Only a number is wanted here, namely how many lines of the data contain the string "codes".

*** Data for this exercise ***

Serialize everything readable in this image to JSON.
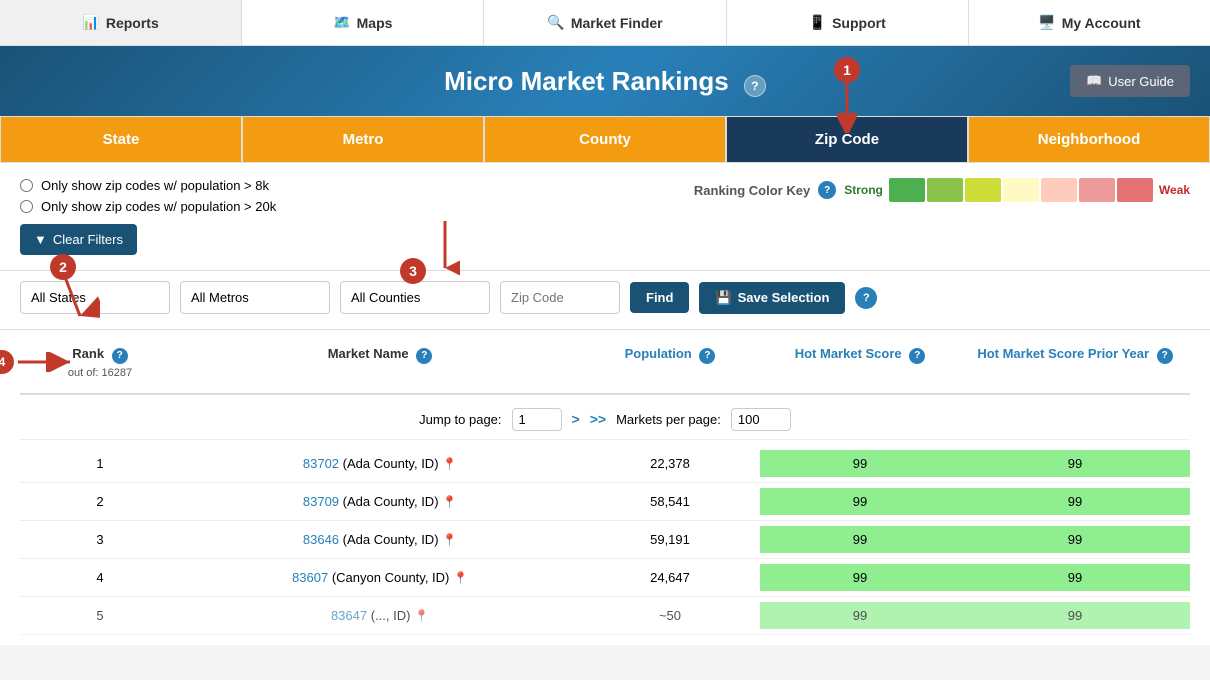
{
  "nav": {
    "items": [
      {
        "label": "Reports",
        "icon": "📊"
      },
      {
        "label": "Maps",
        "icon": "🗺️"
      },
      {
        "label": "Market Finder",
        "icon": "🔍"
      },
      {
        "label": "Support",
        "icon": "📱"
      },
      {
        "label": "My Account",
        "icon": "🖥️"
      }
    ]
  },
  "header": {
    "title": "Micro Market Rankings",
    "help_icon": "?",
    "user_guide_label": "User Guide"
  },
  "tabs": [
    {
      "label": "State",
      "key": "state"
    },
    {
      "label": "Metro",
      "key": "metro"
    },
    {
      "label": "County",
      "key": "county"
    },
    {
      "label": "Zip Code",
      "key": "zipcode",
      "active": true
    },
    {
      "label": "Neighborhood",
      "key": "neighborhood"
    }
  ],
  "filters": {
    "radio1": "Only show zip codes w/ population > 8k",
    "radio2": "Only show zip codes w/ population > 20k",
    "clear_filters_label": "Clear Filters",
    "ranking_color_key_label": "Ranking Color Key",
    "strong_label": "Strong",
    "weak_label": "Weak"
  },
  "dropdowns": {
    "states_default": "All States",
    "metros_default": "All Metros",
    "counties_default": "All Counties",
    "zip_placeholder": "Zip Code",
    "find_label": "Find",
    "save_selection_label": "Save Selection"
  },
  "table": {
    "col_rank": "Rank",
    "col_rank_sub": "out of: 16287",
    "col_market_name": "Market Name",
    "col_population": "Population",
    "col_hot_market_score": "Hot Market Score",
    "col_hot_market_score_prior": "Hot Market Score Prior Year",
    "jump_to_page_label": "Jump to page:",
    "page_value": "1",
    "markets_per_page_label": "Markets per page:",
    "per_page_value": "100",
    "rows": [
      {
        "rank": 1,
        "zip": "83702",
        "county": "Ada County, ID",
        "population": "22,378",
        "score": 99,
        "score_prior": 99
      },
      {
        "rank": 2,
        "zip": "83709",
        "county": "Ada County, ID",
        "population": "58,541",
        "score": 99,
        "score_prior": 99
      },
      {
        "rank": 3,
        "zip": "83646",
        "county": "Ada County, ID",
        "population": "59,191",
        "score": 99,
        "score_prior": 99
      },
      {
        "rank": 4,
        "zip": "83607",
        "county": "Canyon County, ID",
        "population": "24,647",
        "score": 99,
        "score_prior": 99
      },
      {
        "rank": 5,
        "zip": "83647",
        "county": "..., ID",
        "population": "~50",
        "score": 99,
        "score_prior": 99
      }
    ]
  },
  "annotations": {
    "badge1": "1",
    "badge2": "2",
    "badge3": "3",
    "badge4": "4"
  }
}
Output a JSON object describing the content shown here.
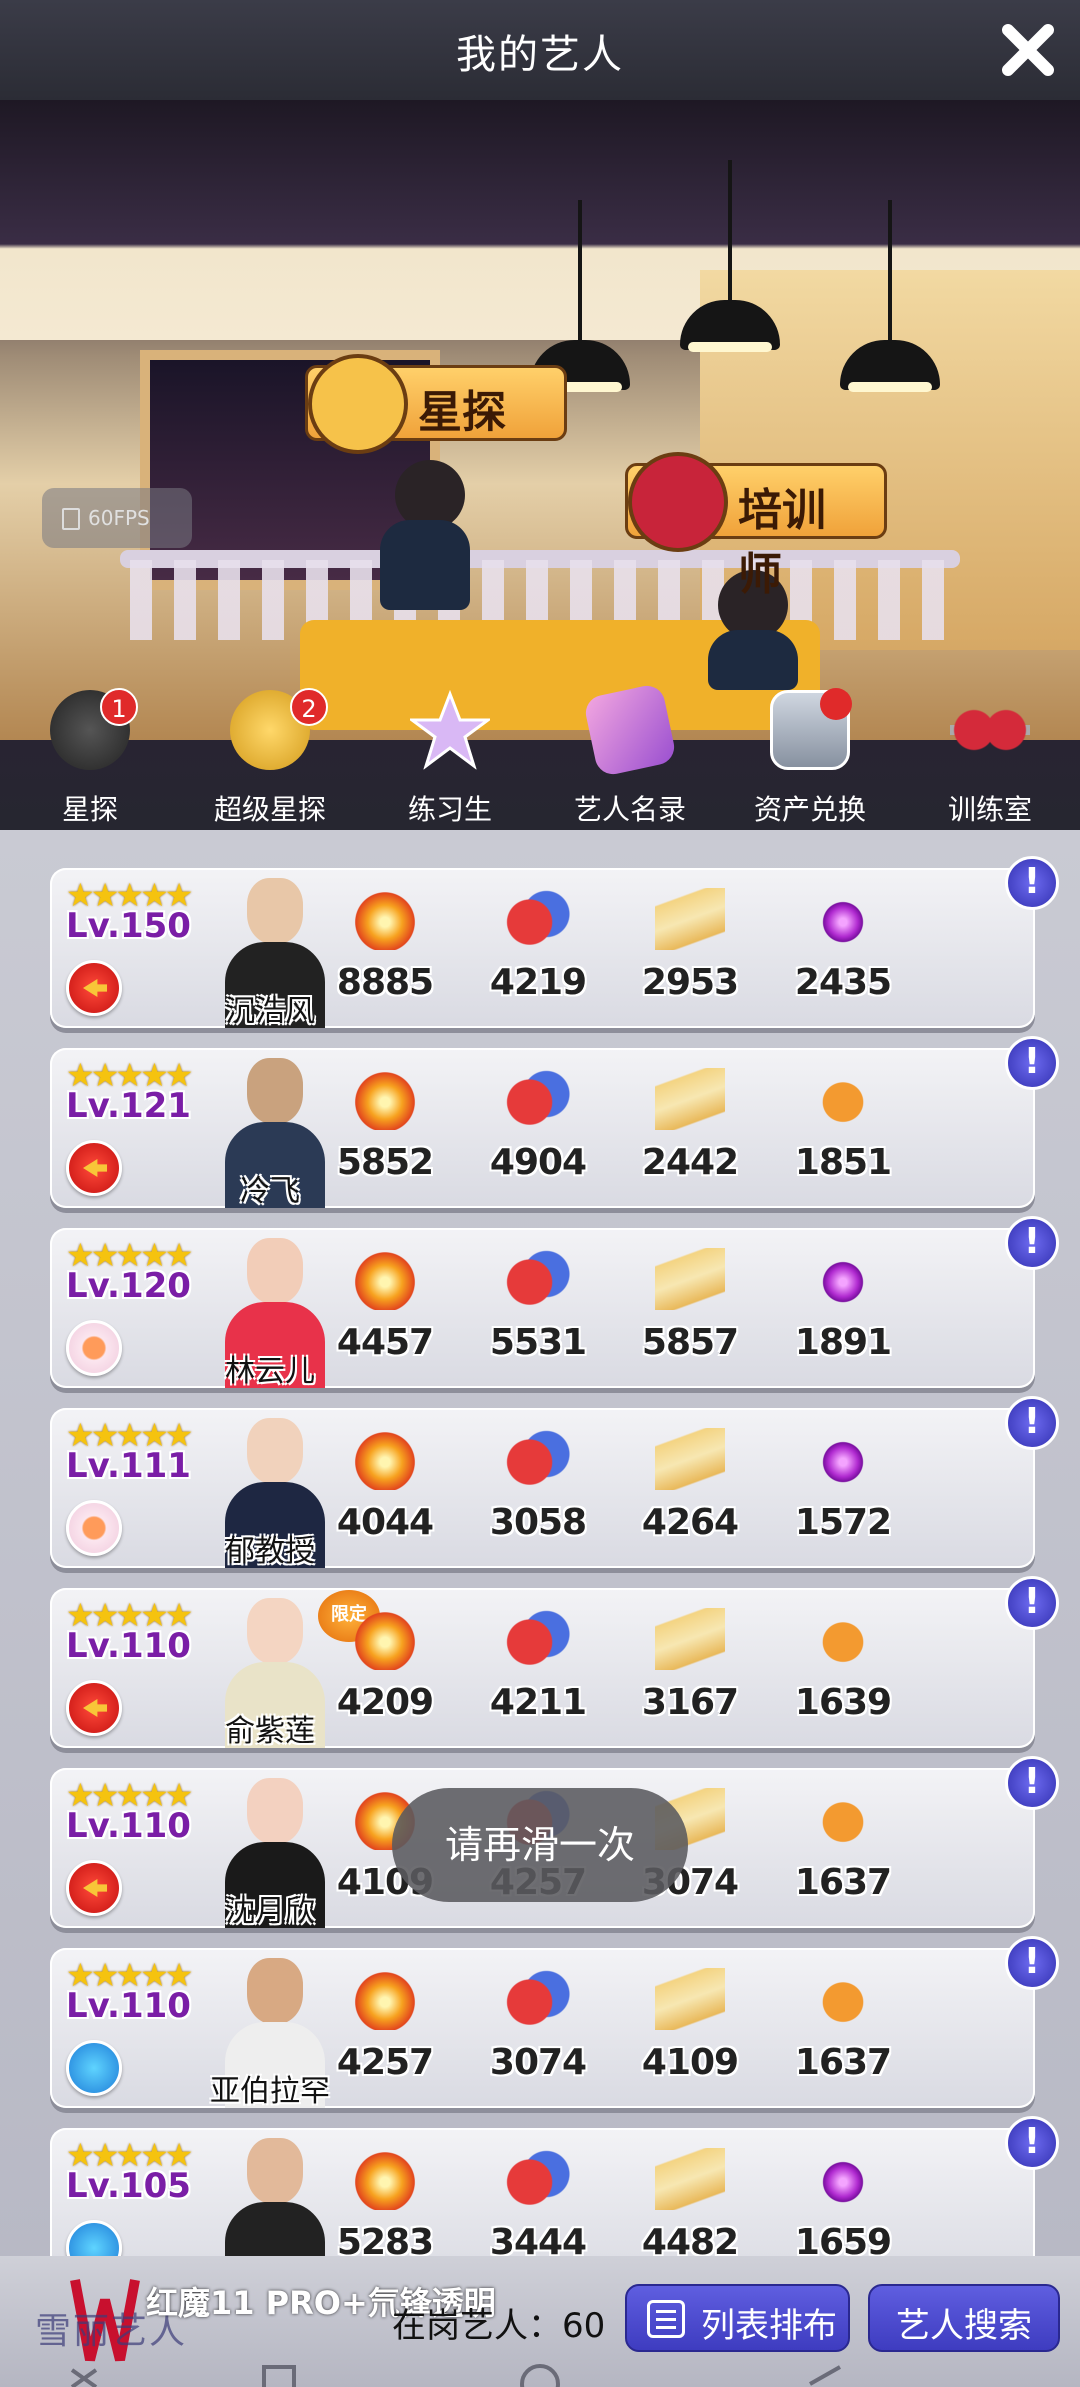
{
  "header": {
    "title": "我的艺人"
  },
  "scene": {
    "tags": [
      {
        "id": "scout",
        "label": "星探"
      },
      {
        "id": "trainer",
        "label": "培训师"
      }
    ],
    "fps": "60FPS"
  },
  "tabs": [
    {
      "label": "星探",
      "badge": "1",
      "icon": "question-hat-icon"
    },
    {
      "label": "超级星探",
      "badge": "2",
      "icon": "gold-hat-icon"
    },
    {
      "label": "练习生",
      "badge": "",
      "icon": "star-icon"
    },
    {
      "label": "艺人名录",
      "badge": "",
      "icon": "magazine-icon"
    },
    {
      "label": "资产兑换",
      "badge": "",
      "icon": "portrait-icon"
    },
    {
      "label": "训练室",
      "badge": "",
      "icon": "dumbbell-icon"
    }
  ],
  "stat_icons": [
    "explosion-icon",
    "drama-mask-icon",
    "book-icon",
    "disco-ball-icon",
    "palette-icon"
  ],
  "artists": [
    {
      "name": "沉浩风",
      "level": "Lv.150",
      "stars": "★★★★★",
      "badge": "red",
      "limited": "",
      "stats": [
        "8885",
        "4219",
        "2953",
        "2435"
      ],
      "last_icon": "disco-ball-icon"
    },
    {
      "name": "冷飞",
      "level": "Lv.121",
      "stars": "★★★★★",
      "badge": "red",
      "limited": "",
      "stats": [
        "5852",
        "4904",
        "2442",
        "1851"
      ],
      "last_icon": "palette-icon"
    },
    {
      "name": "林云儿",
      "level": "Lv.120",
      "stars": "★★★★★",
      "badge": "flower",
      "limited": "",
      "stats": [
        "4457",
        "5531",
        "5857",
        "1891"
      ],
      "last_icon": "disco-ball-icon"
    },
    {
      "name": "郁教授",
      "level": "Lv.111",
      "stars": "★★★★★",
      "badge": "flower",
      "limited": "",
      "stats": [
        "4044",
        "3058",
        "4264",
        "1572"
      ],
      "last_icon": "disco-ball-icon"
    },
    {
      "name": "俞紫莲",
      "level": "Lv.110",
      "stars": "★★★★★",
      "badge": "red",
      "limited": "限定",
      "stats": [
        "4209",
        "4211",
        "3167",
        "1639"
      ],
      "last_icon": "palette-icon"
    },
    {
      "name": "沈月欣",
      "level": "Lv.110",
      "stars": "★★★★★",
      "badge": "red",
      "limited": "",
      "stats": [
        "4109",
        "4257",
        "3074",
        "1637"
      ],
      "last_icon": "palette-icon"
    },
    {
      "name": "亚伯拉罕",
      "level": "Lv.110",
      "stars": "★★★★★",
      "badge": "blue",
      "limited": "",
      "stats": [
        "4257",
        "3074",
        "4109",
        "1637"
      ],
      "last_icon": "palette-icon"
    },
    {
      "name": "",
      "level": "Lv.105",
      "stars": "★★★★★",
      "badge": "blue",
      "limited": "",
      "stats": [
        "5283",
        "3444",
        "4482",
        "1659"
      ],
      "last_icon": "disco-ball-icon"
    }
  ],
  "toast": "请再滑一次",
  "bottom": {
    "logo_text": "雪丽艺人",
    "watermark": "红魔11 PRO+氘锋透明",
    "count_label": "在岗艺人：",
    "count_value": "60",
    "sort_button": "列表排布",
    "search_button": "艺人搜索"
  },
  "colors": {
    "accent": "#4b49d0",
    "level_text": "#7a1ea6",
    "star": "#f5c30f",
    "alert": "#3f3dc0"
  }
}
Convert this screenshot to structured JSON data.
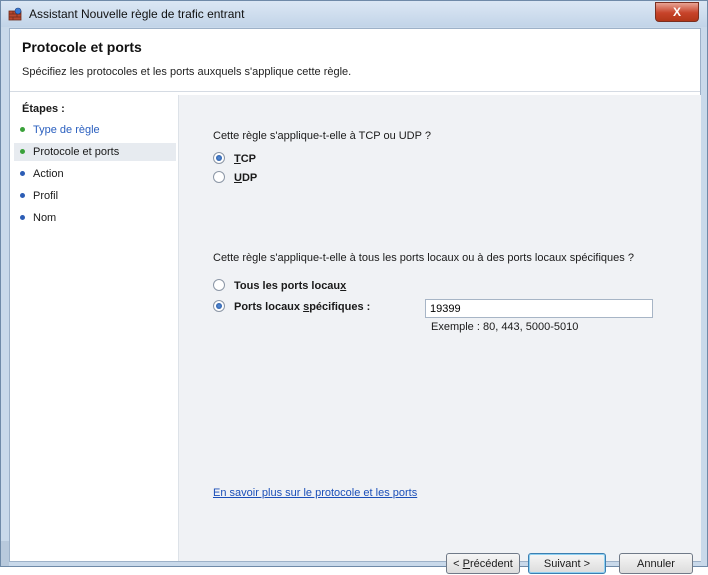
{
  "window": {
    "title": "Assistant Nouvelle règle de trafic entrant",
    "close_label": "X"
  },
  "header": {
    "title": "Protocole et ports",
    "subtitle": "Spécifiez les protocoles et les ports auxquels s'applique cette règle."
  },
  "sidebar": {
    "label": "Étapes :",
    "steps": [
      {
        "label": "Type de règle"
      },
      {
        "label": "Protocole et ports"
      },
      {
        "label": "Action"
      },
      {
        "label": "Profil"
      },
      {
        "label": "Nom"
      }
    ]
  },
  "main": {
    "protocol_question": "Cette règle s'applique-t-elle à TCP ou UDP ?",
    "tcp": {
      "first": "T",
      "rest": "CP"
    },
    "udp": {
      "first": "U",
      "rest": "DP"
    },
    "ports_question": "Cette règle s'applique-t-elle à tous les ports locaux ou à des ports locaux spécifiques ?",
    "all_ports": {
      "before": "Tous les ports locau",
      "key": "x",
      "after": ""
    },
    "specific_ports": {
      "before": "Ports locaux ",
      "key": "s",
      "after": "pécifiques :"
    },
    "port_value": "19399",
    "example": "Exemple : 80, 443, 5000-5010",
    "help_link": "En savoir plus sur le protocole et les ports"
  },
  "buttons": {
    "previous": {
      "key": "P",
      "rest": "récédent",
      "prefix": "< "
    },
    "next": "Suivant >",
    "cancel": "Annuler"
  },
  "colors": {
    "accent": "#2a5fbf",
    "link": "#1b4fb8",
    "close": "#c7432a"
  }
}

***

Expected answer:
2